Output the listing below exactly, minus its images.

▶ **Source data**:
↓↓↓

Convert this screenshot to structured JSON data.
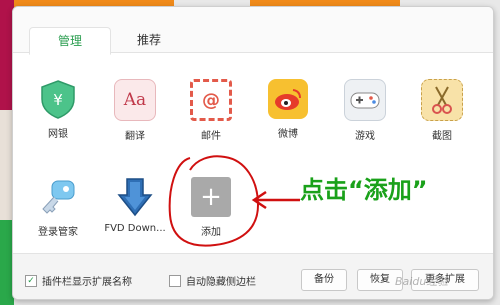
{
  "tabs": [
    {
      "label": "管理"
    },
    {
      "label": "推荐"
    }
  ],
  "extensions": [
    {
      "label": "网银",
      "icon": "shield-yen-icon"
    },
    {
      "label": "翻译",
      "icon": "translate-aa-icon"
    },
    {
      "label": "邮件",
      "icon": "mail-at-icon"
    },
    {
      "label": "微博",
      "icon": "weibo-icon"
    },
    {
      "label": "游戏",
      "icon": "gamepad-icon"
    },
    {
      "label": "截图",
      "icon": "scissors-icon"
    },
    {
      "label": "登录管家",
      "icon": "key-icon"
    },
    {
      "label": "FVD Down...",
      "icon": "download-arrow-icon"
    },
    {
      "label": "添加",
      "icon": "plus-icon"
    }
  ],
  "annotation": "点击“添加”",
  "footer": {
    "show_names_label": "插件栏显示扩展名称",
    "show_names_checked": true,
    "auto_hide_label": "自动隐藏侧边栏",
    "auto_hide_checked": false,
    "backup_label": "备份",
    "restore_label": "恢复",
    "more_label": "更多扩展"
  },
  "watermark": "Baidu经验",
  "colors": {
    "accent": "#2a9d4f",
    "annotation": "#1aa11a",
    "circle": "#d01010"
  }
}
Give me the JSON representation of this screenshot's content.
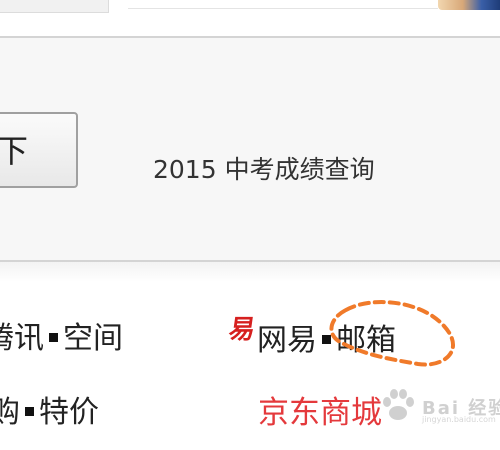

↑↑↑

▶ **Result for this exercise**:
Convert this screenshot to structured JSON data.
{
  "tabs": [
    {
      "label": "管理"
    },
    {
      "label": "推荐"
    }
  ],
  "extensions": [
    {
      "label": "网银",
      "icon": "shield-yen-icon"
    },
    {
      "label": "翻译",
      "icon": "translate-aa-icon"
    },
    {
      "label": "邮件",
      "icon": "mail-at-icon"
    },
    {
      "label": "微博",
      "icon": "weibo-icon"
    },
    {
      "label": "游戏",
      "icon": "gamepad-icon"
    },
    {
      "label": "截图",
      "icon": "scissors-icon"
    },
    {
      "label": "登录管家",
      "icon": "key-icon"
    },
    {
      "label": "FVD Down...",
      "icon": "download-arrow-icon"
    },
    {
      "label": "添加",
      "icon": "plus-icon"
    }
  ],
  "annotation": "点击“添加”",
  "footer": {
    "show_names_label": "插件栏显示扩展名称",
    "show_names_checked": true,
    "auto_hide_label": "自动隐藏侧边栏",
    "auto_hide_checked": false,
    "backup_label": "备份",
    "restore_label": "恢复",
    "more_label": "更多扩展"
  },
  "watermark": "Baidu经验",
  "colors": {
    "accent": "#2a9d4f",
    "annotation": "#1aa11a",
    "circle": "#d01010"
  }
}
Give me the JSON representation of this screenshot's content.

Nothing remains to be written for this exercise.